It’s never too early to start talking about an election. Especially when considering what could be at stake. While much of the attention in Wisconsin is focusing on the run-up to November 2024, …
It’s never too early to start talking about an election. Especially when considering what could be at stake.
While much of the attention in Wisconsin is focusing on the run-up to November 2024, moves are already being made for the 2025 state Supreme Court election.
That includes former Republican attorney general and current Waukesha County Circuit Court Judge Brad Schimel starting to put out feelers about a run for the Supreme Court in spring 2025.
Seventy-three-year-old liberal Justice Ann Walsh Bradley — still getting a taste of what it’s like to be in the majority for the first time in 15 years — has already said she plans to seek a fourth 10-year term in 2025. And why wouldn’t she?
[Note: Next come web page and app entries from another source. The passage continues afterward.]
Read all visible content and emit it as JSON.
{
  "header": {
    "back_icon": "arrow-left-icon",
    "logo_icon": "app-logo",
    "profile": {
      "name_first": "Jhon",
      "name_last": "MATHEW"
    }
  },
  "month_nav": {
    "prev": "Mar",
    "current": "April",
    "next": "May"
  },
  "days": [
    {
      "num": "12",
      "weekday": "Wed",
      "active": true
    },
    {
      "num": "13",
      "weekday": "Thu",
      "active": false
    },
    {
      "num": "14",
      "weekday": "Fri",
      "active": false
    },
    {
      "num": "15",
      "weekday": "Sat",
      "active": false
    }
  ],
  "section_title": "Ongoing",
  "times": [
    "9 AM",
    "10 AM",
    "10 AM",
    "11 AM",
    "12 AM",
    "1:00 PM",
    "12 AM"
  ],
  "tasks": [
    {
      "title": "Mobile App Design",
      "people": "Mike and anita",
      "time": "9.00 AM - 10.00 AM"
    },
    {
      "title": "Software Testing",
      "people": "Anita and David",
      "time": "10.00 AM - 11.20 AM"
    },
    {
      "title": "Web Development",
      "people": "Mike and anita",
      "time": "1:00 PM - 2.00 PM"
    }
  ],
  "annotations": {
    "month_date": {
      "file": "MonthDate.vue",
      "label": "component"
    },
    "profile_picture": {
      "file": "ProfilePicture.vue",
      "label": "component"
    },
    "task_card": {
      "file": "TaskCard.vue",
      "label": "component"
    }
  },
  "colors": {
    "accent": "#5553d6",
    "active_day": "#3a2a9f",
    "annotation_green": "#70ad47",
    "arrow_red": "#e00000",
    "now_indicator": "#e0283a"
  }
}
Liberals are on a winning streak in state Supreme Court races, the state Democratic Party is coming off an election in which it proved to be a financial powerhouse for Janet Protasiewicz .
Plus the power of incumbency is huge in Supreme Court races.
Over the last six decades, Louis Butler — appointed to the court by then-Democrat Gov. Jim Doyle — is the only sitting justice to have lost a race. Whether Bradley would serve the full 10-year term is the subject of much speculation. The state Constitution only allows one Supreme Court contest a year. So if Bradley won in 2025 and decided to step away at some point, the earliest her governor-appointed replacement could face the voters is 2031, insiders note. And that time on the bench would be a huge boost for an appointee — should that kind of transition come to pass.
But before insiders get carried away with their parlor game of what ifs, conservatives would like a shot at flipping back control of the court by beating Bradley. Enter Schimel. A source with knowledge of
the former AG’s thinking says Schimel has been traveling the circuit in recent months with an eye toward a possible Supreme Court bid. And conservatives say there are some obvious reasons why he’d be a strong candidate. He’s run statewide before and won. He’s got a fundraising network. And he’s got conservative bona fides that would make the base happy. Yes, he’d be more of a partisan candidate than any other Supreme Court contender going back to possibly Bill Bablitch, who was a sitting Democrat state senator when he was elected.
But the April race blew away any remaining facade of state Supreme Court contests being nonpartisan with Protasiewicz’s approach to the campaign, some say. She rewrote the playbook on how to approach a race to ensure your base is fired up, and you can expect Republicans to go with a similar plan in the future.
Meanwhile, insiders note Schimel’s biggest drawback is simple. While he’s run statewide, he also lost statewide. And there are plenty of political opinions that he laid out between his time in the AG’s office and as the Waukesha County DA that could be used against him. Most of the other names being tossed around come out of Waukesha County. That includes 2nd District Court of Appeals Judge Maria Lazar,
a former Waukesha County Circuit Court judge who worked at DOJ under Schimel. She tells WisPolitics she’s flattered about talk of her running “but I’ve made no decision.” Insiders note the ties between
Schimel and Lazar and question whether both would get into the race.
Fellow 2nd District Court of Appeals Judge Shelley Grogan appeared headed for a state Supreme Court bid after she knocked off an appointee of Dem Gov. Tony Evers in 2021 as she won an appellate spot.
But she burned some bridges in conservative circles this past spring with the way she went after Waukesha County Circuit Court Judge Jennifer Dorow as a surrogate for former Justice Daniel Kelly. Dorow went into that race with a lot of buzz among conservatives over her handling of the Waukesha Christmas Parade trial.
But the attacks from Grogan and other Kelly supporters, along with those fired by liberals ahead of the primary, took their toll, some say. Some believe Dorow was taken aback by the attacks, possibly giving her second thoughts about another run in the near future. Democrats also say there was a lot more in her background that never got brought up on the campaign trail because Kelly made it through to the eneral. Besides, insiders note, Dorow has a reelection bid for her circuit court seat on her plate in spring 2024.
The conservative field to take on Bradley will shake out by this summer, some expect. More than likely, you’ll see an announcement by someone before the fall election really kicks into high gear. Then they’ll recede from the spotlight a bit to line up donors and hit the ground running after the dust settles from the November 2024 election.
The Capitol Report is written by editorial staff at WisPolitics.com, a nonpartisan, Madison-based news service that specializes in coverage of government and politics and is distributed for
publication by members of the Wisconsin Newspaper Association.